● **TASK PROMPT**
With the pictures excluded, reproduce all of the data exactly.

****************

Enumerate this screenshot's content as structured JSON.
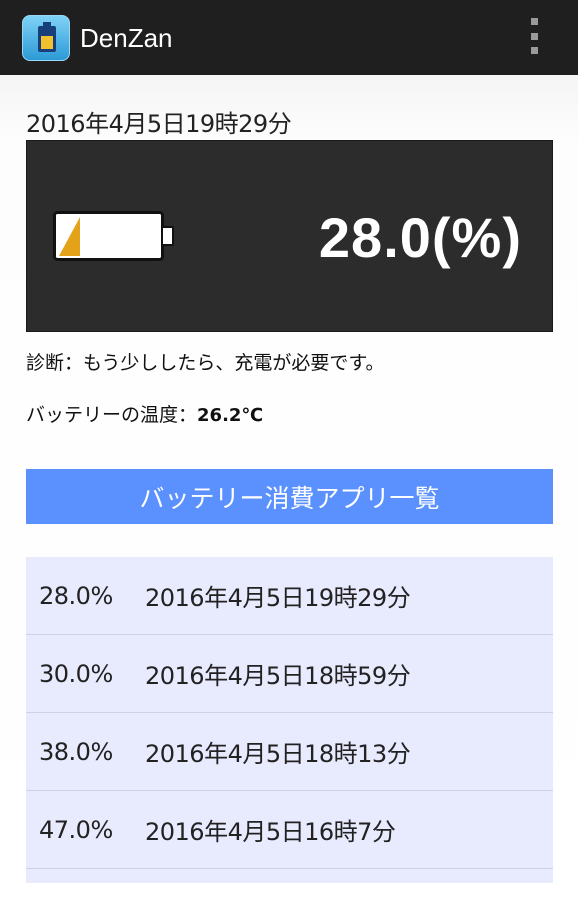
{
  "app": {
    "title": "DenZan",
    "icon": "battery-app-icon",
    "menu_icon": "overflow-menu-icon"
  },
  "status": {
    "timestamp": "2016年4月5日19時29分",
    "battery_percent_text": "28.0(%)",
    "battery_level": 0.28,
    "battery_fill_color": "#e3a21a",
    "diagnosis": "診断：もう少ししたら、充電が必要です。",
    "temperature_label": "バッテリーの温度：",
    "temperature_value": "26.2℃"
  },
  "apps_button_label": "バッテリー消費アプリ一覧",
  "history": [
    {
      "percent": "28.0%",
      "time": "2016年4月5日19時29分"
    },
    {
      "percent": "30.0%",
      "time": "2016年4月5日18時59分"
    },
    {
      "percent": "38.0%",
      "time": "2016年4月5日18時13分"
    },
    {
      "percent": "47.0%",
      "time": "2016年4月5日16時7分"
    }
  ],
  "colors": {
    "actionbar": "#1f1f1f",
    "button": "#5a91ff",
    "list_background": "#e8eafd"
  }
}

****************

● **COMPLETED TASK**
Enumerate this screenshot's content as structured JSON.
{
  "app": {
    "title": "DenZan",
    "icon": "battery-app-icon",
    "menu_icon": "overflow-menu-icon"
  },
  "status": {
    "timestamp": "2016年4月5日19時29分",
    "battery_percent_text": "28.0(%)",
    "battery_level": 0.28,
    "battery_fill_color": "#e3a21a",
    "diagnosis": "診断：もう少ししたら、充電が必要です。",
    "temperature_label": "バッテリーの温度：",
    "temperature_value": "26.2℃"
  },
  "apps_button_label": "バッテリー消費アプリ一覧",
  "history": [
    {
      "percent": "28.0%",
      "time": "2016年4月5日19時29分"
    },
    {
      "percent": "30.0%",
      "time": "2016年4月5日18時59分"
    },
    {
      "percent": "38.0%",
      "time": "2016年4月5日18時13分"
    },
    {
      "percent": "47.0%",
      "time": "2016年4月5日16時7分"
    }
  ],
  "colors": {
    "actionbar": "#1f1f1f",
    "button": "#5a91ff",
    "list_background": "#e8eafd"
  }
}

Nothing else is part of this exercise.